▶ **Website and app data records**

▼▼▼

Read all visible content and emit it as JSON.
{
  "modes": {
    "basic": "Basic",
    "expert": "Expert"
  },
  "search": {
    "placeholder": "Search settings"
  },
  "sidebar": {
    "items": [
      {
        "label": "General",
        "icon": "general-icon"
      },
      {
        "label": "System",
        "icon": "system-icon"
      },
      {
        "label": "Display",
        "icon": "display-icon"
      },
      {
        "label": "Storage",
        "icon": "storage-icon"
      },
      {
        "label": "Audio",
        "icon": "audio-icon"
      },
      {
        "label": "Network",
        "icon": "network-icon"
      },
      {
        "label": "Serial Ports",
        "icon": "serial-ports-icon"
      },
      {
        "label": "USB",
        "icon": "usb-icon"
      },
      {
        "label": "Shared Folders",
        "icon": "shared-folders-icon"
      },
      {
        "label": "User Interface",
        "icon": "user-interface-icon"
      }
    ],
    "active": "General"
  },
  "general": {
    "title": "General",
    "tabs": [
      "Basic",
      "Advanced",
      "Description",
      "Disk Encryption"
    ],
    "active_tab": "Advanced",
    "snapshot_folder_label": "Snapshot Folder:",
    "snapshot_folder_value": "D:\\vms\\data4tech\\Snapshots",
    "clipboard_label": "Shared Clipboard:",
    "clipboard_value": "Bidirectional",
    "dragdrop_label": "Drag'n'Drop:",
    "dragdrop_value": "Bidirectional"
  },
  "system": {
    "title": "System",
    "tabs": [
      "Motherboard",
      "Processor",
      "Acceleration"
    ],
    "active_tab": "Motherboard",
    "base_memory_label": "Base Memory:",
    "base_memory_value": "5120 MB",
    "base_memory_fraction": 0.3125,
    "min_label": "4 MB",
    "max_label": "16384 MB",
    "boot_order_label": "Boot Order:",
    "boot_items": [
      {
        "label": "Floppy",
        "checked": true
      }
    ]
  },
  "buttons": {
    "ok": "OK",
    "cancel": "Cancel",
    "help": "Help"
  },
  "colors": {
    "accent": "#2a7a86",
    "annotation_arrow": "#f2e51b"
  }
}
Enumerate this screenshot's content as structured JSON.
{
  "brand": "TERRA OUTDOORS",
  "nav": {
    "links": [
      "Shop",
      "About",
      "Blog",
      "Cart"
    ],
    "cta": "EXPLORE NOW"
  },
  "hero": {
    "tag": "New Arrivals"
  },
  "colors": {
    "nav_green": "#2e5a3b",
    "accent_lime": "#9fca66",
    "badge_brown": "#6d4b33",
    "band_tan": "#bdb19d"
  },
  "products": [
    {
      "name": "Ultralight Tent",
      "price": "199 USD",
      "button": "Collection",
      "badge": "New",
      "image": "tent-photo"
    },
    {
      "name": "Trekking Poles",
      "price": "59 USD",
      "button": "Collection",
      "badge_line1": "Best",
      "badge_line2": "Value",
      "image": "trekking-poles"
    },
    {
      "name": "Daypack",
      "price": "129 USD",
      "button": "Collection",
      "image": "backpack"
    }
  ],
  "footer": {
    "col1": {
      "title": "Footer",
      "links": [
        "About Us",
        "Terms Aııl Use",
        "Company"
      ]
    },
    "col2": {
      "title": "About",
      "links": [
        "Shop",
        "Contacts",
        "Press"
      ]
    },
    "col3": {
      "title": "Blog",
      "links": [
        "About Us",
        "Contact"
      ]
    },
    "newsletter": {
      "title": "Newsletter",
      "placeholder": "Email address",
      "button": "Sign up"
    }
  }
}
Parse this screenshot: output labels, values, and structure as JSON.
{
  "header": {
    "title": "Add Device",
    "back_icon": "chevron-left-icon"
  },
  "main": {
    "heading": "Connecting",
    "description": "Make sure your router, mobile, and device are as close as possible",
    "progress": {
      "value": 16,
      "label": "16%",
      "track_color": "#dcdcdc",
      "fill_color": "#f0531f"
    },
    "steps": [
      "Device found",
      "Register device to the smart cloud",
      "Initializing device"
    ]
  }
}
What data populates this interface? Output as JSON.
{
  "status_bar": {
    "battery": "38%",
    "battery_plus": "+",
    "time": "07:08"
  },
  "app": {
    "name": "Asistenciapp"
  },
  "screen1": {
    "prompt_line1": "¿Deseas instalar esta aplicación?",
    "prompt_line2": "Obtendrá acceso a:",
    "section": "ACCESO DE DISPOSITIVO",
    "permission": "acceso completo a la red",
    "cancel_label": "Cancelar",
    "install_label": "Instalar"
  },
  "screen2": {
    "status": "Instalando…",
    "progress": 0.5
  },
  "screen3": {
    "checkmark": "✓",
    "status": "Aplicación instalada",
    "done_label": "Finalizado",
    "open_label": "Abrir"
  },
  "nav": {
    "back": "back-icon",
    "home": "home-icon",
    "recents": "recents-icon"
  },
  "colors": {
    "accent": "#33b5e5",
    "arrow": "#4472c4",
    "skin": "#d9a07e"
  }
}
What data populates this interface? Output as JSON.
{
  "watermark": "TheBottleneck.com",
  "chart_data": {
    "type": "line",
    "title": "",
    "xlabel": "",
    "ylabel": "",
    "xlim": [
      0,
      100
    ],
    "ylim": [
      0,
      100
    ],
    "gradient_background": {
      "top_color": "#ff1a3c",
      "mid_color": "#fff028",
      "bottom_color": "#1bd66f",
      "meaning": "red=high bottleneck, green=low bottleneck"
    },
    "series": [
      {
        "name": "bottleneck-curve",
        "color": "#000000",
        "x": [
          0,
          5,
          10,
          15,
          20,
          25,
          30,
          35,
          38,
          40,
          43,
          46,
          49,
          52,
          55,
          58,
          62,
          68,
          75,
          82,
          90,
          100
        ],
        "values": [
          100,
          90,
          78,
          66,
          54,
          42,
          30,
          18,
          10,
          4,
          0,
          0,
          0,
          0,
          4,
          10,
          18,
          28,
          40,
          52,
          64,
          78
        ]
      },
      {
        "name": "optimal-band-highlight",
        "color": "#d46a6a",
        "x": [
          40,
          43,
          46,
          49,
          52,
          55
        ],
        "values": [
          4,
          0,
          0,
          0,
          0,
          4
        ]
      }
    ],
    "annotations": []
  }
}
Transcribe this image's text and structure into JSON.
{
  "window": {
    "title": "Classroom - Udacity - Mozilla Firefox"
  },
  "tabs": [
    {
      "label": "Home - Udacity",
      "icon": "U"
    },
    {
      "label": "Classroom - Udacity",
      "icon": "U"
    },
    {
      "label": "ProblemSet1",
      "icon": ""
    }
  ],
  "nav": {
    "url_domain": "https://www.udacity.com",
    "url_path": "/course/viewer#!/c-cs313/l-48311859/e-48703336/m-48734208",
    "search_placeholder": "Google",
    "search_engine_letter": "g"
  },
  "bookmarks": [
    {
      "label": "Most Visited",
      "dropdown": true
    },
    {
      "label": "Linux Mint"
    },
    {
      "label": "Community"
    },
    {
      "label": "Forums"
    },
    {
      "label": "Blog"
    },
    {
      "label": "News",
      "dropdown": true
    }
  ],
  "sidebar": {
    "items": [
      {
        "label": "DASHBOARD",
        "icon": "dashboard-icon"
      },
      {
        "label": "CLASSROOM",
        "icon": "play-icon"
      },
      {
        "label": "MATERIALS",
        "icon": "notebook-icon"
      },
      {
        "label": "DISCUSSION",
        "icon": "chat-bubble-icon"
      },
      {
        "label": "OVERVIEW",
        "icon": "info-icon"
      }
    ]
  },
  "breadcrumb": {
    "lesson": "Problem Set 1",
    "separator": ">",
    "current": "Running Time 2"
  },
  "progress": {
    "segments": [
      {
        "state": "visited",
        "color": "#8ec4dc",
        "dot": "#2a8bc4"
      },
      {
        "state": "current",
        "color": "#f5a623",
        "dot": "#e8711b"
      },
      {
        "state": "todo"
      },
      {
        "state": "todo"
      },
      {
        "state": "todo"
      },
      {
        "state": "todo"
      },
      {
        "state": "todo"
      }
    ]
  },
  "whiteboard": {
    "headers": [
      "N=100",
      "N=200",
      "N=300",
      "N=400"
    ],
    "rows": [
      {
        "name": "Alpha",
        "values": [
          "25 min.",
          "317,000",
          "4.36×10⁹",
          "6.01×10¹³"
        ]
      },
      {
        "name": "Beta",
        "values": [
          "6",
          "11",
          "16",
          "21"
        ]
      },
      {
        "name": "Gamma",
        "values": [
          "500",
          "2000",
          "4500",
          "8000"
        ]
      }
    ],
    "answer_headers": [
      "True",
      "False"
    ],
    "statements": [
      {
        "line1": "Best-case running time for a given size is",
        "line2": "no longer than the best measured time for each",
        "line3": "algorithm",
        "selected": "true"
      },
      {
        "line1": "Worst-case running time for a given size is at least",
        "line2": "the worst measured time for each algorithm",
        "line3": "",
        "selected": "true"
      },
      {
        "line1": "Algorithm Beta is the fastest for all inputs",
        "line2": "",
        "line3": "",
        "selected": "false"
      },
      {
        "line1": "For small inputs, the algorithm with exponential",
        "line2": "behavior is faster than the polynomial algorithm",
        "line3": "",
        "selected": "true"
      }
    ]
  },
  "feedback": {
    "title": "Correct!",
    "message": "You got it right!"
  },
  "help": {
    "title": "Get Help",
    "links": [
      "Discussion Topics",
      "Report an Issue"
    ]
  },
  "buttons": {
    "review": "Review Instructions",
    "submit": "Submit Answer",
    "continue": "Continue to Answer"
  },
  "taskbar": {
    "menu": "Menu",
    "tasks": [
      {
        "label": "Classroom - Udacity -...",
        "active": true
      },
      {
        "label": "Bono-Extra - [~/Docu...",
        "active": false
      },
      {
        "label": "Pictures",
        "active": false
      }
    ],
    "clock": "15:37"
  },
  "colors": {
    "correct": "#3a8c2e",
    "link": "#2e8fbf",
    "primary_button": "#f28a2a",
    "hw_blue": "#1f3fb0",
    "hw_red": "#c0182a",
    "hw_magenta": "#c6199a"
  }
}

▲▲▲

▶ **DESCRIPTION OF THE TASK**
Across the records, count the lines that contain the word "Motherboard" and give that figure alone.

▶ **ANSWER SECTION**
2